TASK PROMPT → Reproduce each record exactly.

------------

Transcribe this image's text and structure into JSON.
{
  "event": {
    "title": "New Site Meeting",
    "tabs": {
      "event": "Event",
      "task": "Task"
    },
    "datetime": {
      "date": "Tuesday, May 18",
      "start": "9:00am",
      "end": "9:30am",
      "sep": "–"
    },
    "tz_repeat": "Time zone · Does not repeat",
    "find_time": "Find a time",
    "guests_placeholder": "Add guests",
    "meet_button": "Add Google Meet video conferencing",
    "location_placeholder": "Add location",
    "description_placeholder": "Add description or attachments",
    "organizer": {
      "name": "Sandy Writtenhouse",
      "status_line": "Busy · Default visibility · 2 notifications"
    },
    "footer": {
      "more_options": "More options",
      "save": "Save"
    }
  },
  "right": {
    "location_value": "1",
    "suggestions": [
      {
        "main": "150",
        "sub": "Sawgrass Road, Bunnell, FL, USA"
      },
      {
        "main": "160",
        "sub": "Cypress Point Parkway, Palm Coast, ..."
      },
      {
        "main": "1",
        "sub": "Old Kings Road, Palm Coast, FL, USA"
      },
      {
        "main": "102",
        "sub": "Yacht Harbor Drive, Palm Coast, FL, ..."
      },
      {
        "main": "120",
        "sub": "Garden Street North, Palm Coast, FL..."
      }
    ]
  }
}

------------

RESULT OF THE EXERCISE →
Transcribe this image's text and structure into JSON.
{
  "event": {
    "title": "New Site Meeting",
    "tabs": {
      "event": "Event",
      "task": "Task"
    },
    "datetime": {
      "date": "Tuesday, May 18",
      "start": "9:00am",
      "end": "9:30am",
      "sep": "–"
    },
    "tz_repeat": "Time zone · Does not repeat",
    "find_time": "Find a time",
    "guests_placeholder": "Add guests",
    "meet_button": "Add Google Meet video conferencing",
    "location_placeholder": "Add location",
    "description_placeholder": "Add description or attachments",
    "organizer": {
      "name": "Sandy Writtenhouse",
      "status_line": "Busy · Default visibility · 2 notifications"
    },
    "footer": {
      "more_options": "More options",
      "save": "Save"
    }
  },
  "right": {
    "location_value": "1",
    "suggestions": [
      {
        "main": "150",
        "sub": "Sawgrass Road, Bunnell, FL, USA"
      },
      {
        "main": "160",
        "sub": "Cypress Point Parkway, Palm Coast, ..."
      },
      {
        "main": "1",
        "sub": "Old Kings Road, Palm Coast, FL, USA"
      },
      {
        "main": "102",
        "sub": "Yacht Harbor Drive, Palm Coast, FL, ..."
      },
      {
        "main": "120",
        "sub": "Garden Street North, Palm Coast, FL..."
      }
    ]
  }
}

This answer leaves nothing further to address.